Some Orthos Getting 25% of Salary From Device Makers
October 25, 2011 — Analysis of data on payments from orthopaedic device manufacturers to orthopaedic surgeons before and after a Department of Justice (DOJ) investigation illuminates a complex situation that requires further analysis, concludes a report published in the October 24 issue of the Archives of Internal Medicine.
Jason M. Hockenberry, PhD, now from the Rollins School of Public Health at Emory University, Atlanta, Georgia, and colleagues examined the information. The DOJ case considered payments for consulting, royalties, and research support, excluding reimbursement of travel costs.
In 2005, the DOJ began investigating payments made to surgeons providing hip and knee implants from the 5 manufacturers that sell 95% of these devices: Biomet Orthopedics, DePuy Orthopaedics Inc, Smith & Nephew plc, Stryker Orthopaedics, and Zimmer Inc. The 2007 settlement required the companies to disclose on their Web sites the name, location, and fees paid to each physician. Only DePuy, Smith & Nephew, and Stryker continued to post data through 2010.
In 2007, 939 orthopaedic surgeons received 1041 payments exceeding $198 million. In 2008, after the settlement, 526 orthopaedic surgeons received 568 payments totaling more than $228 million, but this figure fell to $119 million after subtracting a 1-time royalty buyout payment from Zimmer. Mean payments to orthopaedic surgeons were $212,740 in 2007, $193,943 in 2008, $246,867 in 2009, and $233,108 in 2010, which would make up at least 25% of a surgeon's annual salary. Payments ranged from less than $25,000 to more than $1 million, and the decline in number disproportionately reflected smaller disbursements.
Representation by academia showed a "modest increase" from 39.4% in 2007 to 44.9% in 2008, a percentage maintained in 2009 and 2010. This trend, the authors suggest, could reflect a strategy to target surgeons who train other surgeons. Yet Hockenberry and colleagues also note that more than 25% of the surgeons receiving industry money had fewer than 2 publications, indicating perhaps that industry is also targeting high-volume practices, in which presumably surgeons would have little time to conduct studies or write articles.
The physicians in the DOJ investigation represent only about 4% of the 25,000 orthopaedic surgeons in the United States. Although the settlement required that physicians disclose their relationships with device makers to patients, the authors cite studies suggesting that such payments might "interfere with physician judgment and pose a threat to scientific integrity and patient trust."
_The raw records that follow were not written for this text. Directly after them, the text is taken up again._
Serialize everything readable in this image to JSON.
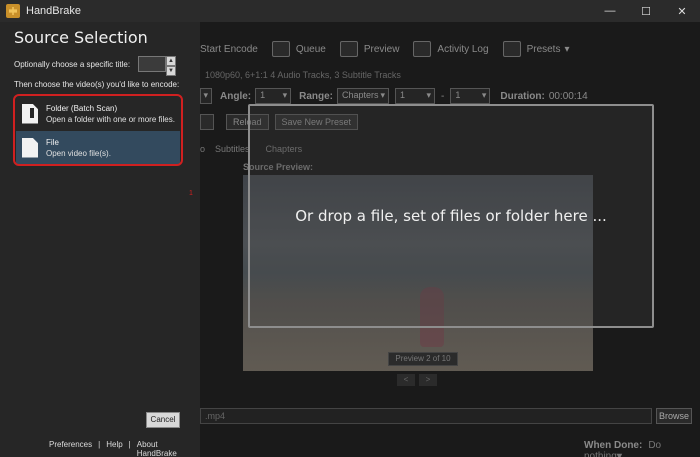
{
  "window": {
    "title": "HandBrake",
    "minimize": "—",
    "maximize": "☐",
    "close": "✕"
  },
  "toolbar": {
    "start_encode": "Start Encode",
    "queue": "Queue",
    "preview": "Preview",
    "activity_log": "Activity Log",
    "presets": "Presets"
  },
  "source_info": "1080p60, 6+1:1 4 Audio Tracks, 3 Subtitle Tracks",
  "controls": {
    "angle_label": "Angle:",
    "angle_value": "1",
    "range_label": "Range:",
    "range_value": "Chapters",
    "range_from": "1",
    "range_to": "1",
    "duration_label": "Duration:",
    "duration_value": "00:00:14"
  },
  "preset_buttons": {
    "reload": "Reload",
    "save_new_preset": "Save New Preset"
  },
  "tabs": [
    "Subtitles",
    "Chapters"
  ],
  "source_preview": {
    "label": "Source Preview:",
    "count": "Preview 2 of 10",
    "prev": "<",
    "next": ">"
  },
  "dropzone": {
    "message": "Or drop a file, set of files or folder here ..."
  },
  "destination": {
    "file": ".mp4",
    "browse": "Browse"
  },
  "when_done": {
    "label": "When Done:",
    "value": "Do nothing"
  },
  "panel": {
    "title": "Source Selection",
    "title_hint": "Optionally choose a specific title:",
    "choose_hint": "Then choose the video(s) you'd like to encode:",
    "folder": {
      "title": "Folder (Batch Scan)",
      "desc": "Open a folder with one or more files."
    },
    "file": {
      "title": "File",
      "desc": "Open video file(s)."
    },
    "cancel": "Cancel",
    "annotation": "1",
    "footer": {
      "preferences": "Preferences",
      "sep1": "|",
      "help": "Help",
      "sep2": "|",
      "about": "About HandBrake"
    }
  }
}
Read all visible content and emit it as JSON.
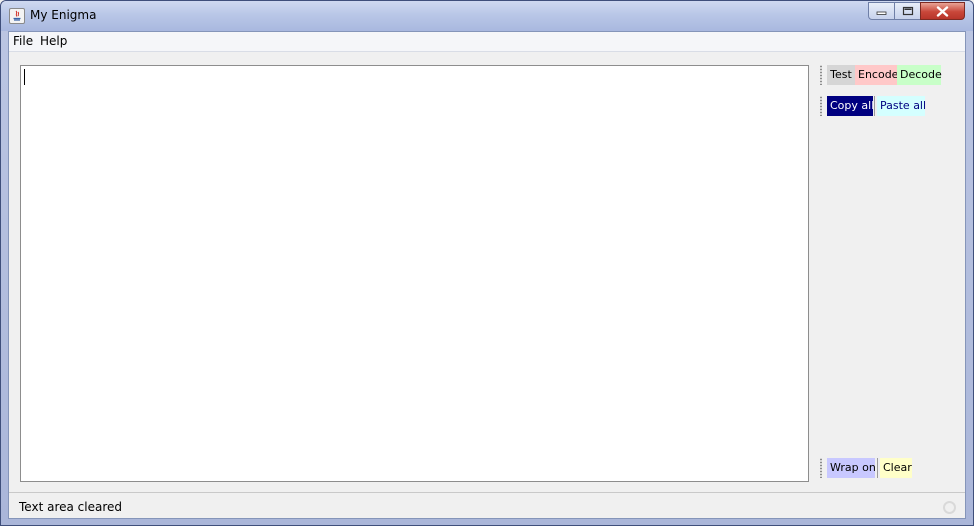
{
  "window": {
    "title": "My Enigma"
  },
  "menu": {
    "items": [
      {
        "label": "File"
      },
      {
        "label": "Help"
      }
    ]
  },
  "toolbar_top": {
    "buttons": [
      {
        "label": "Test",
        "color": "#d6d6d6"
      },
      {
        "label": "Encode",
        "color": "#ffc8c8"
      },
      {
        "label": "Decode",
        "color": "#c8ffc8"
      }
    ]
  },
  "toolbar_clipboard": {
    "buttons": [
      {
        "label": "Copy all",
        "color": "#000080",
        "text_color": "#ffffff"
      },
      {
        "label": "Paste all",
        "color": "#d4ffff",
        "text_color": "#000080"
      }
    ]
  },
  "toolbar_bottom": {
    "buttons": [
      {
        "label": "Wrap on",
        "color": "#c8c8ff"
      },
      {
        "label": "Clear",
        "color": "#ffffc8"
      }
    ]
  },
  "editor": {
    "value": ""
  },
  "status": {
    "text": "Text area cleared"
  }
}
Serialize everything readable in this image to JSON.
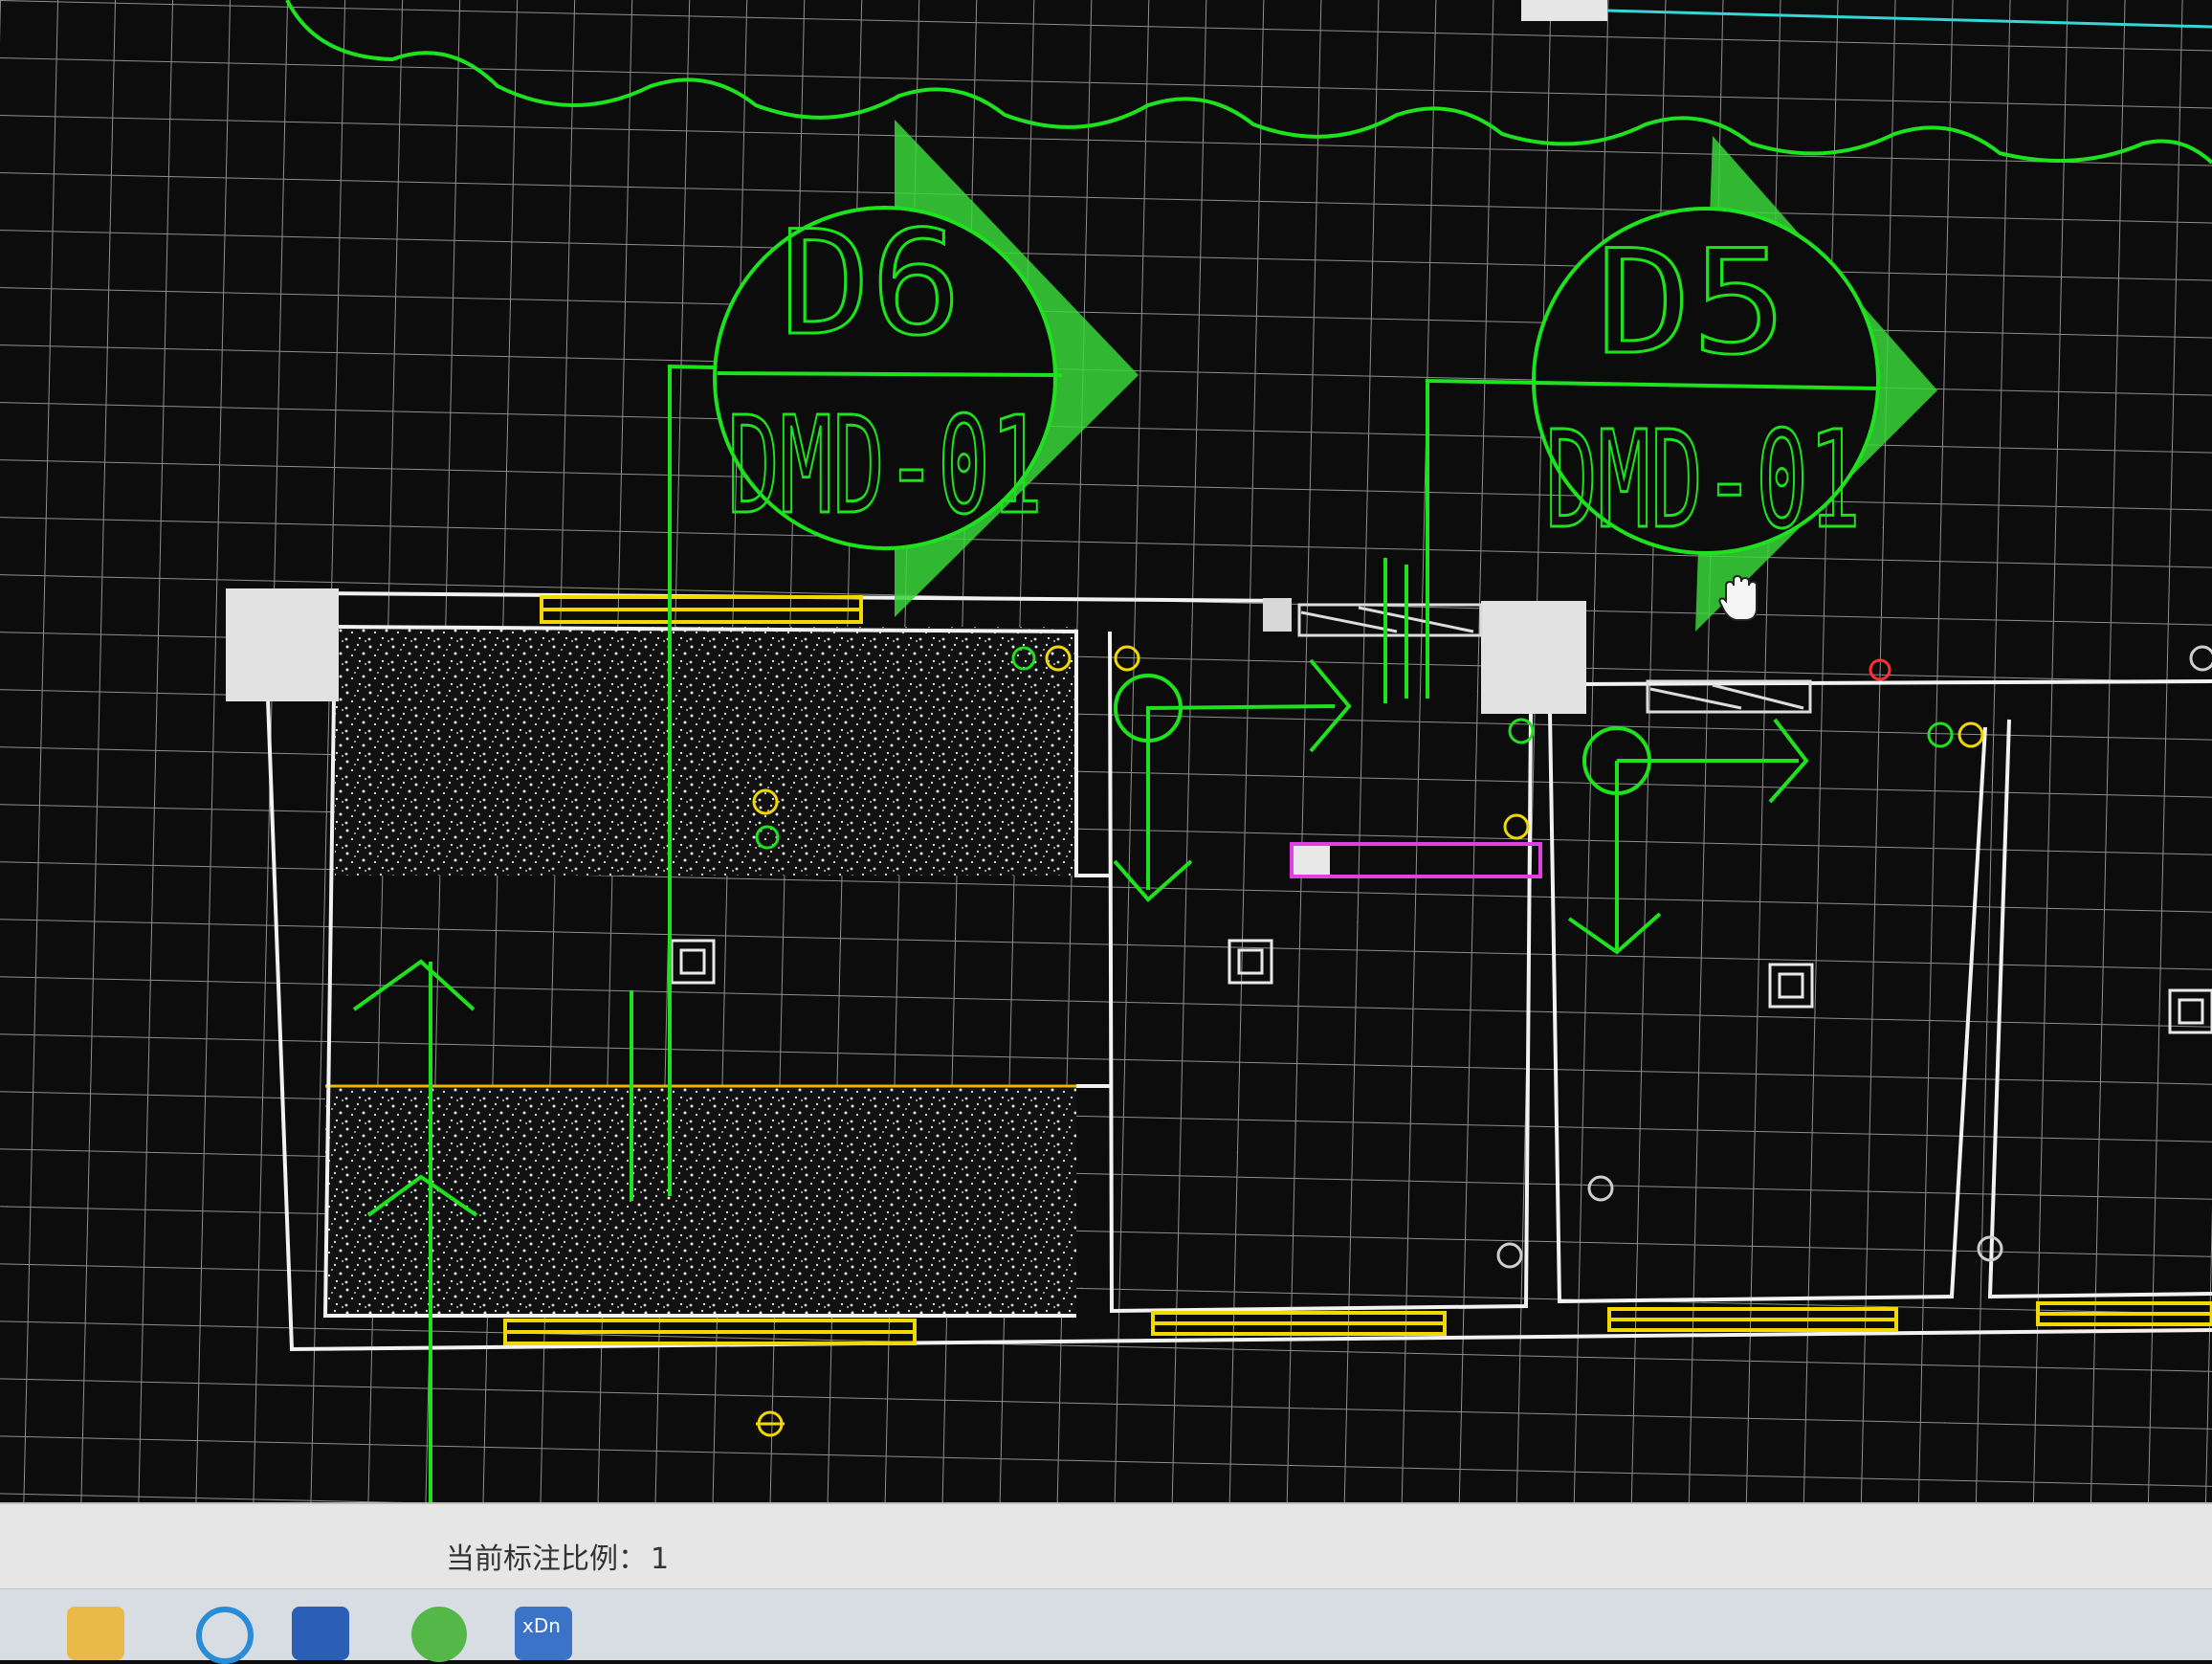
{
  "drawing": {
    "labels": [
      {
        "name": "d6",
        "top": "D6",
        "bottom": "DMD-01"
      },
      {
        "name": "d5",
        "top": "D5",
        "bottom": "DMD-01"
      }
    ],
    "colors": {
      "background": "#0c0c0c",
      "grid": "#8e8e8e",
      "wall": "#f2f2f2",
      "annotation": "#1ee21e",
      "yellow": "#f0d800",
      "magenta": "#e040e0",
      "red": "#ff3030",
      "column": "#e2e2e2"
    }
  },
  "status_bar": {
    "scale_label": "当前标注比例：",
    "scale_value": "1"
  },
  "taskbar": {
    "icons": [
      "folder-icon",
      "search-icon",
      "word-icon",
      "green-app-icon",
      "app-icon"
    ],
    "app_badge": "xDn"
  }
}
Limitations of the study, the authors write, include inconsistencies in categorizing payments and continued disclosure by only 3 firms. In addition, points out Robert Steinbrook, MD, from the Yale School of Medicine, New Haven, Connective, in an invited commentary, "the public data provide no information about how the payments relate to research and device development."
Dr. Hockenberry and colleagues conclude that, "universal and detailed disclosure with standardized reporting formats and data elements would make these data more useful to patients, providers, and policymakers." Because the Patient Protection and Affordable Care Act requires public disclosure of gifts and payments from drug and device industries to physicians, such practices will soon be more transparent.
Dr. Hockenberry and one coauthor received funding from the Department of Veterans Affairs. The coauthor also received support from the National Institutes of Health and the Robert Wood Johnson Physician Faculty Scholars Program, and consulted for Consumers Union and Vanguard Health. None of these sources provided support for this article. Dr. Steinbrook has disclosed no relevant financial relationships.
Arch Intern Med. 2011;171:1759-1766. Abstract